• How to complete this task:
Copy each record below exactly, please, and leave its pictures out.

• Dataset entries:
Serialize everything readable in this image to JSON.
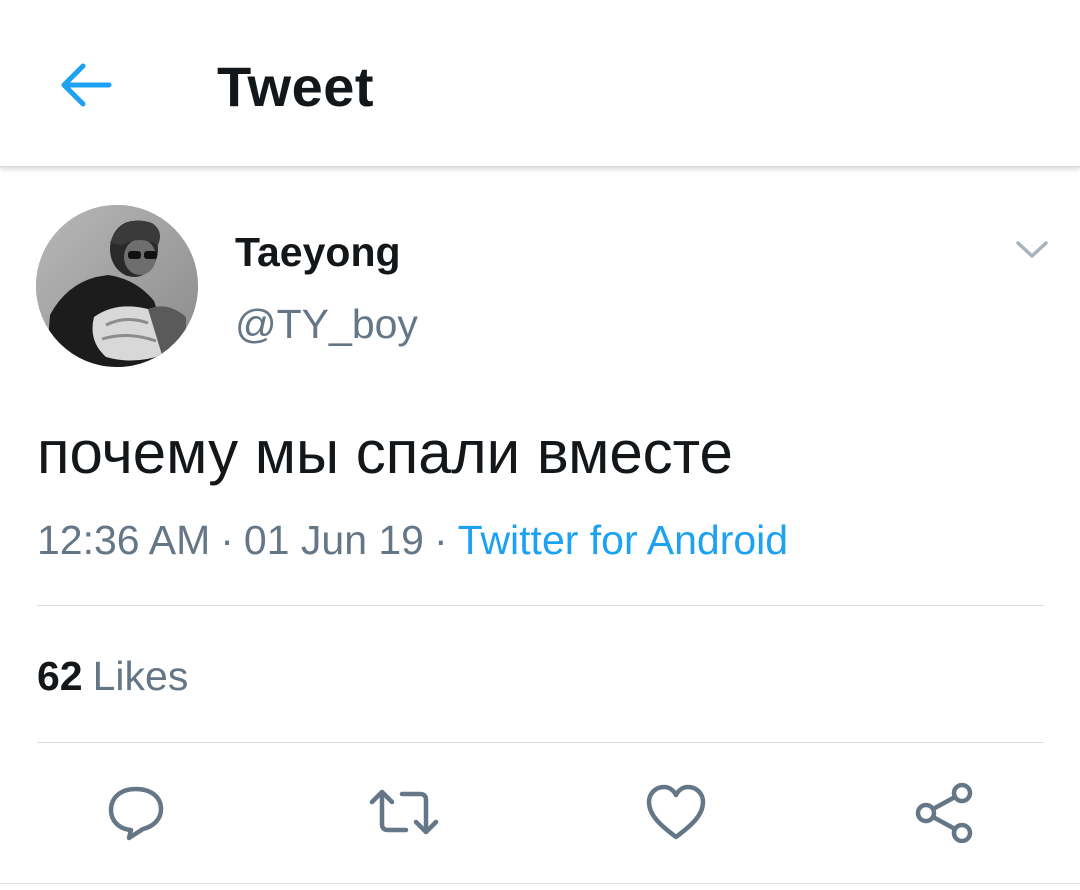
{
  "header": {
    "title": "Tweet",
    "back_icon": "arrow-left-icon"
  },
  "tweet": {
    "author": {
      "display_name": "Taeyong",
      "handle": "@TY_boy"
    },
    "text": "почему мы спали вместе",
    "time": "12:36 AM",
    "separator": "·",
    "date": "01 Jun 19",
    "source": "Twitter for Android",
    "likes_count": "62",
    "likes_label": "Likes"
  },
  "actions": {
    "icons": [
      "reply-icon",
      "retweet-icon",
      "like-icon",
      "share-icon"
    ]
  },
  "colors": {
    "accent": "#1da1f2",
    "secondary_text": "#657786",
    "primary_text": "#14171a",
    "icon_gray": "#657786"
  }
}
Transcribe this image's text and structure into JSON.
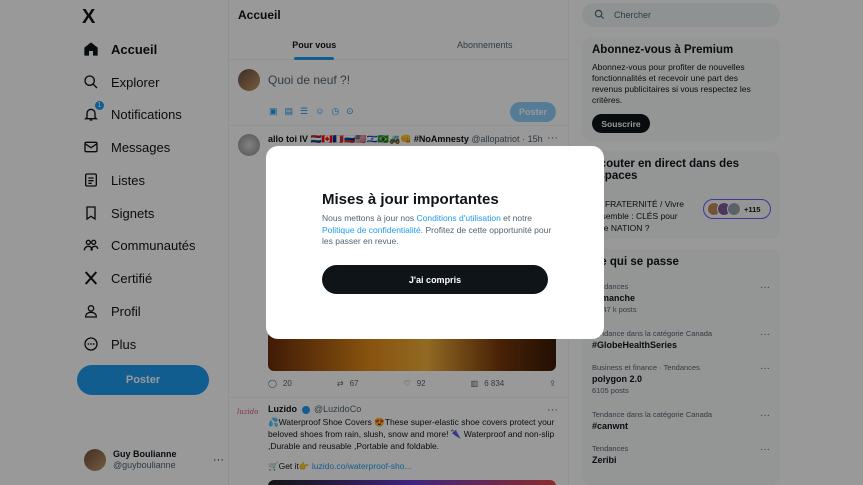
{
  "sidebar": {
    "logo": "X",
    "items": [
      {
        "label": "Accueil",
        "icon": "home-icon",
        "active": true
      },
      {
        "label": "Explorer",
        "icon": "search-icon"
      },
      {
        "label": "Notifications",
        "icon": "bell-icon",
        "badge": "1"
      },
      {
        "label": "Messages",
        "icon": "mail-icon"
      },
      {
        "label": "Listes",
        "icon": "list-icon"
      },
      {
        "label": "Signets",
        "icon": "bookmark-icon"
      },
      {
        "label": "Communautés",
        "icon": "communities-icon"
      },
      {
        "label": "Certifié",
        "icon": "x-logo-icon"
      },
      {
        "label": "Profil",
        "icon": "user-icon"
      },
      {
        "label": "Plus",
        "icon": "more-circle-icon"
      }
    ],
    "post_button": "Poster",
    "profile": {
      "name": "Guy Boulianne",
      "handle": "@guyboulianne",
      "more": "···"
    }
  },
  "main": {
    "title": "Accueil",
    "tabs": [
      {
        "label": "Pour vous",
        "active": true
      },
      {
        "label": "Abonnements"
      }
    ],
    "compose": {
      "placeholder": "Quoi de neuf ?!",
      "post_button": "Poster"
    },
    "tweet1": {
      "name": "allo toi IV 🇳🇱🇨🇦🇫🇷🇷🇺🇺🇸🇮🇱🇧🇷🚜👊 #NoAmnesty",
      "handle": "@allopatriot",
      "time": "· 15h",
      "actions": {
        "replies": "20",
        "retweets": "67",
        "likes": "92",
        "views": "6 834"
      }
    },
    "tweet2": {
      "logo_text": "luzido",
      "name": "Luzido",
      "handle": "@LuzidoCo",
      "body": "💦Waterproof Shoe Covers 😍These super-elastic shoe covers protect your beloved shoes from rain, slush, snow and more! 🌂 Waterproof and non-slip ,Durable and reusable ,Portable and foldable.",
      "link_prefix": "🛒Get it👉",
      "link": "luzido.co/waterproof-sho..."
    }
  },
  "right": {
    "search_placeholder": "Chercher",
    "premium": {
      "title": "Abonnez-vous à Premium",
      "text": "Abonnez-vous pour profiter de nouvelles fonctionnalités et recevoir une part des revenus publicitaires si vous respectez les critères.",
      "button": "Souscrire"
    },
    "spaces": {
      "title": "Écouter en direct dans des espaces",
      "space_title": "🎤 FRATERNITÉ / Vivre ensemble : CLÉS pour faire NATION ?",
      "count": "+115"
    },
    "trends": {
      "title": "Ce qui se passe",
      "items": [
        {
          "category": "Tendances",
          "name": "Dimanche",
          "count": "2 947 k posts"
        },
        {
          "category": "Tendance dans la catégorie Canada",
          "name": "#GlobeHealthSeries",
          "count": ""
        },
        {
          "category": "Business et finance · Tendances",
          "name": "polygon 2.0",
          "count": "6105 posts"
        },
        {
          "category": "Tendance dans la catégorie Canada",
          "name": "#canwnt",
          "count": ""
        },
        {
          "category": "Tendances",
          "name": "Zeribi",
          "count": ""
        }
      ]
    }
  },
  "modal": {
    "title": "Mises à jour importantes",
    "text_1": "Nous mettons à jour nos ",
    "link_1": "Conditions d'utilisation",
    "text_2": " et notre ",
    "link_2": "Politique de confidentialité",
    "text_3": ". Profitez de cette opportunité pour les passer en revue.",
    "button": "J'ai compris"
  },
  "colors": {
    "accent": "#1d9bf0",
    "text": "#0f1419",
    "muted": "#536471",
    "overlay": "rgba(0,0,0,0.40)"
  }
}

• Exercise result:
Serialize everything readable in this image to JSON.
{
  "header": {
    "title": "Tweet",
    "back_icon": "arrow-left-icon"
  },
  "tweet": {
    "author": {
      "display_name": "Taeyong",
      "handle": "@TY_boy"
    },
    "text": "почему мы спали вместе",
    "time": "12:36 AM",
    "separator": "·",
    "date": "01 Jun 19",
    "source": "Twitter for Android",
    "likes_count": "62",
    "likes_label": "Likes"
  },
  "actions": {
    "icons": [
      "reply-icon",
      "retweet-icon",
      "like-icon",
      "share-icon"
    ]
  },
  "colors": {
    "accent": "#1da1f2",
    "secondary_text": "#657786",
    "primary_text": "#14171a",
    "icon_gray": "#657786"
  }
}
Transcribe this image's text and structure into JSON.
{
  "sidebar": {
    "logo": "X",
    "items": [
      {
        "label": "Accueil",
        "icon": "home-icon",
        "active": true
      },
      {
        "label": "Explorer",
        "icon": "search-icon"
      },
      {
        "label": "Notifications",
        "icon": "bell-icon",
        "badge": "1"
      },
      {
        "label": "Messages",
        "icon": "mail-icon"
      },
      {
        "label": "Listes",
        "icon": "list-icon"
      },
      {
        "label": "Signets",
        "icon": "bookmark-icon"
      },
      {
        "label": "Communautés",
        "icon": "communities-icon"
      },
      {
        "label": "Certifié",
        "icon": "x-logo-icon"
      },
      {
        "label": "Profil",
        "icon": "user-icon"
      },
      {
        "label": "Plus",
        "icon": "more-circle-icon"
      }
    ],
    "post_button": "Poster",
    "profile": {
      "name": "Guy Boulianne",
      "handle": "@guyboulianne",
      "more": "···"
    }
  },
  "main": {
    "title": "Accueil",
    "tabs": [
      {
        "label": "Pour vous",
        "active": true
      },
      {
        "label": "Abonnements"
      }
    ],
    "compose": {
      "placeholder": "Quoi de neuf ?!",
      "post_button": "Poster"
    },
    "tweet1": {
      "name": "allo toi IV 🇳🇱🇨🇦🇫🇷🇷🇺🇺🇸🇮🇱🇧🇷🚜👊 #NoAmnesty",
      "handle": "@allopatriot",
      "time": "· 15h",
      "actions": {
        "replies": "20",
        "retweets": "67",
        "likes": "92",
        "views": "6 834"
      }
    },
    "tweet2": {
      "logo_text": "luzido",
      "name": "Luzido",
      "handle": "@LuzidoCo",
      "body": "💦Waterproof Shoe Covers 😍These super-elastic shoe covers protect your beloved shoes from rain, slush, snow and more! 🌂 Waterproof and non-slip ,Durable and reusable ,Portable and foldable.",
      "link_prefix": "🛒Get it👉",
      "link": "luzido.co/waterproof-sho..."
    }
  },
  "right": {
    "search_placeholder": "Chercher",
    "premium": {
      "title": "Abonnez-vous à Premium",
      "text": "Abonnez-vous pour profiter de nouvelles fonctionnalités et recevoir une part des revenus publicitaires si vous respectez les critères.",
      "button": "Souscrire"
    },
    "spaces": {
      "title": "Écouter en direct dans des espaces",
      "space_title": "🎤 FRATERNITÉ / Vivre ensemble : CLÉS pour faire NATION ?",
      "count": "+115"
    },
    "trends": {
      "title": "Ce qui se passe",
      "items": [
        {
          "category": "Tendances",
          "name": "Dimanche",
          "count": "2 947 k posts"
        },
        {
          "category": "Tendance dans la catégorie Canada",
          "name": "#GlobeHealthSeries",
          "count": ""
        },
        {
          "category": "Business et finance · Tendances",
          "name": "polygon 2.0",
          "count": "6105 posts"
        },
        {
          "category": "Tendance dans la catégorie Canada",
          "name": "#canwnt",
          "count": ""
        },
        {
          "category": "Tendances",
          "name": "Zeribi",
          "count": ""
        }
      ]
    }
  },
  "modal": {
    "title": "Mises à jour importantes",
    "text_1": "Nous mettons à jour nos ",
    "link_1": "Conditions d'utilisation",
    "text_2": " et notre ",
    "link_2": "Politique de confidentialité",
    "text_3": ". Profitez de cette opportunité pour les passer en revue.",
    "button": "J'ai compris"
  },
  "colors": {
    "accent": "#1d9bf0",
    "text": "#0f1419",
    "muted": "#536471",
    "overlay": "rgba(0,0,0,0.40)"
  }
}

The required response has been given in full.